Task instructions »
The response must consist of the complete listing below, reproduced without alteration.

Records to process »

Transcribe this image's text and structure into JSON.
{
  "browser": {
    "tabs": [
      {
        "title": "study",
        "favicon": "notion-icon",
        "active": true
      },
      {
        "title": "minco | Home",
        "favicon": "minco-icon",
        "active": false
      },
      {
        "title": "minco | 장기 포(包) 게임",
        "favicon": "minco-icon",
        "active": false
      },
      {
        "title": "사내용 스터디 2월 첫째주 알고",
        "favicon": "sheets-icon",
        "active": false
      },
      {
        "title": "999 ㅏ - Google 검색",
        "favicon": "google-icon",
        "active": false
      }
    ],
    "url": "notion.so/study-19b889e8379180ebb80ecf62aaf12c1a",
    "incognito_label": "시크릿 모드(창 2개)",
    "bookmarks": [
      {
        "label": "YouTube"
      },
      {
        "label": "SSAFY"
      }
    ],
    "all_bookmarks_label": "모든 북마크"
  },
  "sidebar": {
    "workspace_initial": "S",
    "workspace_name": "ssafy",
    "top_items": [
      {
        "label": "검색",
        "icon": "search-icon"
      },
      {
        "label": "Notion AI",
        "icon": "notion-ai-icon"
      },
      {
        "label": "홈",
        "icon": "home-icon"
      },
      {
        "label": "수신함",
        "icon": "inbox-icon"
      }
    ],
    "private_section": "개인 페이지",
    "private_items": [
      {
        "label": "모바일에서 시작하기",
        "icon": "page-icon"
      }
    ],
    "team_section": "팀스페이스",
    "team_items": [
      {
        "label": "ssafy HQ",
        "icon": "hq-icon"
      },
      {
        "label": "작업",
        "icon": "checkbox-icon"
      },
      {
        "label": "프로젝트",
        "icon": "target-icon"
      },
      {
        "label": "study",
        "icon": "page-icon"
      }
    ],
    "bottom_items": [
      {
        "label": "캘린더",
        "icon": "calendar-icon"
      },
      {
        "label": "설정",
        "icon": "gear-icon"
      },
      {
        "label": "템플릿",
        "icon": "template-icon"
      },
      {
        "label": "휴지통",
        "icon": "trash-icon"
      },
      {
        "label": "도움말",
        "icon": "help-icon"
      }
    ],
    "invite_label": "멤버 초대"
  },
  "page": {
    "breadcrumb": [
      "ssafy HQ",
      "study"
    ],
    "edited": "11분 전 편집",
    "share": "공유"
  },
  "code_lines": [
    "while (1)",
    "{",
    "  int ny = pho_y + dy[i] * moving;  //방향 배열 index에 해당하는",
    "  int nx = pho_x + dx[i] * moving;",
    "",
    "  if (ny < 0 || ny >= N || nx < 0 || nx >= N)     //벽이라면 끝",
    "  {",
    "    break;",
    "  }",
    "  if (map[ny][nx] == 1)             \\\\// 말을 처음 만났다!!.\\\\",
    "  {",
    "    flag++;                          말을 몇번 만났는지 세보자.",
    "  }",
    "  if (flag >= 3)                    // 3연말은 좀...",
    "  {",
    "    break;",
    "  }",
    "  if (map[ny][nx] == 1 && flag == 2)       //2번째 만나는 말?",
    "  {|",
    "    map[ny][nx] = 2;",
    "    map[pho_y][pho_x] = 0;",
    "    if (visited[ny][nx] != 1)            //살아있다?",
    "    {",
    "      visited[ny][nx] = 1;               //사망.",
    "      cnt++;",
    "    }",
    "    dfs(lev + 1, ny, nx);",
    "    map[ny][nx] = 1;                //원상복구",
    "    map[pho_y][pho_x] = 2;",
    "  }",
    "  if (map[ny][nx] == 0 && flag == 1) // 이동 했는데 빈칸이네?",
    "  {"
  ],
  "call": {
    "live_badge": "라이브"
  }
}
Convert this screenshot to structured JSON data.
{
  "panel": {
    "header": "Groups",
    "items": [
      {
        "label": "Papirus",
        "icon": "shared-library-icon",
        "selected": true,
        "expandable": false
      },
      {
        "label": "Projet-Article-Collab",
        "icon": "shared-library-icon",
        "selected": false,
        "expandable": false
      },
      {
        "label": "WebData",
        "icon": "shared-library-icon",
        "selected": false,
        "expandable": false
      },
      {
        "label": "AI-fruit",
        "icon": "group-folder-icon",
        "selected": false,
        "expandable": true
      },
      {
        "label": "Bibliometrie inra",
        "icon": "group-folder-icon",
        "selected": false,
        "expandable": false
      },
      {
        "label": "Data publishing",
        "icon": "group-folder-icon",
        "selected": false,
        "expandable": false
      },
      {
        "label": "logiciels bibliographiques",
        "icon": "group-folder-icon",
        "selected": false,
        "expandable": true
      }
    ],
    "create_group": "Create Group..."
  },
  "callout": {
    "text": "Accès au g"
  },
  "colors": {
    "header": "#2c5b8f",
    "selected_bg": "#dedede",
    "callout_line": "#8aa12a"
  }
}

Problem solution »
Transcribe this image's text and structure into JSON.
{
  "browser": {
    "tabs": [
      {
        "title": "study",
        "favicon": "notion-icon",
        "active": true
      },
      {
        "title": "minco | Home",
        "favicon": "minco-icon",
        "active": false
      },
      {
        "title": "minco | 장기 포(包) 게임",
        "favicon": "minco-icon",
        "active": false
      },
      {
        "title": "사내용 스터디 2월 첫째주 알고",
        "favicon": "sheets-icon",
        "active": false
      },
      {
        "title": "999 ㅏ - Google 검색",
        "favicon": "google-icon",
        "active": false
      }
    ],
    "url": "notion.so/study-19b889e8379180ebb80ecf62aaf12c1a",
    "incognito_label": "시크릿 모드(창 2개)",
    "bookmarks": [
      {
        "label": "YouTube"
      },
      {
        "label": "SSAFY"
      }
    ],
    "all_bookmarks_label": "모든 북마크"
  },
  "sidebar": {
    "workspace_initial": "S",
    "workspace_name": "ssafy",
    "top_items": [
      {
        "label": "검색",
        "icon": "search-icon"
      },
      {
        "label": "Notion AI",
        "icon": "notion-ai-icon"
      },
      {
        "label": "홈",
        "icon": "home-icon"
      },
      {
        "label": "수신함",
        "icon": "inbox-icon"
      }
    ],
    "private_section": "개인 페이지",
    "private_items": [
      {
        "label": "모바일에서 시작하기",
        "icon": "page-icon"
      }
    ],
    "team_section": "팀스페이스",
    "team_items": [
      {
        "label": "ssafy HQ",
        "icon": "hq-icon"
      },
      {
        "label": "작업",
        "icon": "checkbox-icon"
      },
      {
        "label": "프로젝트",
        "icon": "target-icon"
      },
      {
        "label": "study",
        "icon": "page-icon"
      }
    ],
    "bottom_items": [
      {
        "label": "캘린더",
        "icon": "calendar-icon"
      },
      {
        "label": "설정",
        "icon": "gear-icon"
      },
      {
        "label": "템플릿",
        "icon": "template-icon"
      },
      {
        "label": "휴지통",
        "icon": "trash-icon"
      },
      {
        "label": "도움말",
        "icon": "help-icon"
      }
    ],
    "invite_label": "멤버 초대"
  },
  "page": {
    "breadcrumb": [
      "ssafy HQ",
      "study"
    ],
    "edited": "11분 전 편집",
    "share": "공유"
  },
  "code_lines": [
    "while (1)",
    "{",
    "  int ny = pho_y + dy[i] * moving;  //방향 배열 index에 해당하는",
    "  int nx = pho_x + dx[i] * moving;",
    "",
    "  if (ny < 0 || ny >= N || nx < 0 || nx >= N)     //벽이라면 끝",
    "  {",
    "    break;",
    "  }",
    "  if (map[ny][nx] == 1)             \\\\// 말을 처음 만났다!!.\\\\",
    "  {",
    "    flag++;                          말을 몇번 만났는지 세보자.",
    "  }",
    "  if (flag >= 3)                    // 3연말은 좀...",
    "  {",
    "    break;",
    "  }",
    "  if (map[ny][nx] == 1 && flag == 2)       //2번째 만나는 말?",
    "  {|",
    "    map[ny][nx] = 2;",
    "    map[pho_y][pho_x] = 0;",
    "    if (visited[ny][nx] != 1)            //살아있다?",
    "    {",
    "      visited[ny][nx] = 1;               //사망.",
    "      cnt++;",
    "    }",
    "    dfs(lev + 1, ny, nx);",
    "    map[ny][nx] = 1;                //원상복구",
    "    map[pho_y][pho_x] = 2;",
    "  }",
    "  if (map[ny][nx] == 0 && flag == 1) // 이동 했는데 빈칸이네?",
    "  {"
  ],
  "call": {
    "live_badge": "라이브"
  }
}
Convert this screenshot to structured JSON data.
{
  "panel": {
    "header": "Groups",
    "items": [
      {
        "label": "Papirus",
        "icon": "shared-library-icon",
        "selected": true,
        "expandable": false
      },
      {
        "label": "Projet-Article-Collab",
        "icon": "shared-library-icon",
        "selected": false,
        "expandable": false
      },
      {
        "label": "WebData",
        "icon": "shared-library-icon",
        "selected": false,
        "expandable": false
      },
      {
        "label": "AI-fruit",
        "icon": "group-folder-icon",
        "selected": false,
        "expandable": true
      },
      {
        "label": "Bibliometrie inra",
        "icon": "group-folder-icon",
        "selected": false,
        "expandable": false
      },
      {
        "label": "Data publishing",
        "icon": "group-folder-icon",
        "selected": false,
        "expandable": false
      },
      {
        "label": "logiciels bibliographiques",
        "icon": "group-folder-icon",
        "selected": false,
        "expandable": true
      }
    ],
    "create_group": "Create Group..."
  },
  "callout": {
    "text": "Accès au g"
  },
  "colors": {
    "header": "#2c5b8f",
    "selected_bg": "#dedede",
    "callout_line": "#8aa12a"
  }
}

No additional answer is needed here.